NASA spokesperson Tabatha Thompson told Business Insider by email (our emphasis added):
“NASA remains confident in our commercial partners and in the goals of the Commercial Crew Program to take astronauts to and from low-Earth orbit. It is too early to know whether Thursday’s incident will impact their development schedules. Spacecraft and launch vehicles designed for the Commercial Crew Program must meet NASA’s stringent safety criteria before being certified to launch crews into space. Successfully meeting those requirements has always taken precedence over schedule.
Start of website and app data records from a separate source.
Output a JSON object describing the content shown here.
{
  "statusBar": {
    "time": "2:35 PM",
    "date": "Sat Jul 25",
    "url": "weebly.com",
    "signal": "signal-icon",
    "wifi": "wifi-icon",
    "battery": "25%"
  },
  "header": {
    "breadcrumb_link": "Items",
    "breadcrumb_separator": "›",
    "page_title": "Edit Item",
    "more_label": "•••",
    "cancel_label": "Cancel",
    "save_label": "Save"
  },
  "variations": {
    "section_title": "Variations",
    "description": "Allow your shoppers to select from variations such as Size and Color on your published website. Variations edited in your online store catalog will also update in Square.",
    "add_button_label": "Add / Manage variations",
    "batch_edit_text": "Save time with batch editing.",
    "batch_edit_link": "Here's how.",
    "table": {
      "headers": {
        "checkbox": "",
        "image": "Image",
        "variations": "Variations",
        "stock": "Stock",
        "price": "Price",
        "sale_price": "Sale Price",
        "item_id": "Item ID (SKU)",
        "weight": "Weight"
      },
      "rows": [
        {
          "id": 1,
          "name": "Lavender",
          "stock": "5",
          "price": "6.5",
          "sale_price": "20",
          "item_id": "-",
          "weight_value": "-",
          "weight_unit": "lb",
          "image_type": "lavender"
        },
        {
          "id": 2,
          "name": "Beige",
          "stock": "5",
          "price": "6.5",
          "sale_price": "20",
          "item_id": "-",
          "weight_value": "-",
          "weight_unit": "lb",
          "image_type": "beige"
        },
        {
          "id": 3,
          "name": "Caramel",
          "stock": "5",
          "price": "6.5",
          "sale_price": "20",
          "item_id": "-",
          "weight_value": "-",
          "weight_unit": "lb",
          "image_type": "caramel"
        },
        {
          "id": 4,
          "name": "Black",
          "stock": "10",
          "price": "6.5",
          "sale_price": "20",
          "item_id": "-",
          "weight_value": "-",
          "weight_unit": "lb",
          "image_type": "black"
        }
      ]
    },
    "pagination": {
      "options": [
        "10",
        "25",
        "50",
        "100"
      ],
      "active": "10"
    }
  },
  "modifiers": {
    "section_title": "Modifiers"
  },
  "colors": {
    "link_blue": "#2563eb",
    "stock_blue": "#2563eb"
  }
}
“Both companies working with the Commercial Crew Program are required to carry numerous additional safeguards including a launch abort system that can be activated while the rocket is still on the launch pad. Those systems must be proven in flight tests before NASA will certify them for missions carrying astronauts. SpaceX tested its launch abort system from the pad successfully in May 2015. Both SpaceX and Boeing plan to further test launch abort systems in 2017.
“NASA and our partners remain committed to meeting the goals of the Commercial Crew Program.”
‘I saw dirty black smoke and flame’
- Business Insider
The SLC-40 explosion occurred at 9:07 a.m. on Thursday, September 1.
The blast was heard as far as 30 miles away and reportedly shattered windows nearby and knocked sliding doors off peoples’ homes, according to WLTV in Florida.
The cause of the mishap isn’t known at this time. However, Musk said the explosion originated somewhere on the rocket, not near the launchpad:
Loss of Falcon vehicle today during propellant fill operation. Originated around upper stage oxygen tank. Cause still unknown. More soon.
— Elon Musk (@elonmusk) September 1, 2016
This agrees with an eyewitness account of the explosion by an employee on site at Cape Canaveral who talked with Business Insider. (He asked to remain anonymous because of security concerns.)
“The explosion propagated from the center of the rocket, from what I saw,” he said, observing the blast from several miles away. “I looked out the window, and the rocket was sort of bent at 45 degrees and I saw dirty black smoke and flames.”
But Logsdon said a close-up video of the explosion (shown below), uploaded several hours later by USLaunchReport.com, “rather clearly shows the first flas[h] coming from the interface between the payload and the launch vehicle.”
The first detonation starts at about 1 minute and 11 seconds into the clip:
But the blast and launch schedule disruption it will cause may be the least of Musk’s concerns.
“You have to put this into the context of Mr. Musk’s plans in about three weeks to announce his long-term strategy and approach to colonizing Mars,” Logsdon said. “This is going to put a little tweak in the excitement surrounding that.”
Then again, says Logsdon, “we didn’t stop going to the Moon when we had early problems with Apollo.”
Lauren Friedman contributed to this post.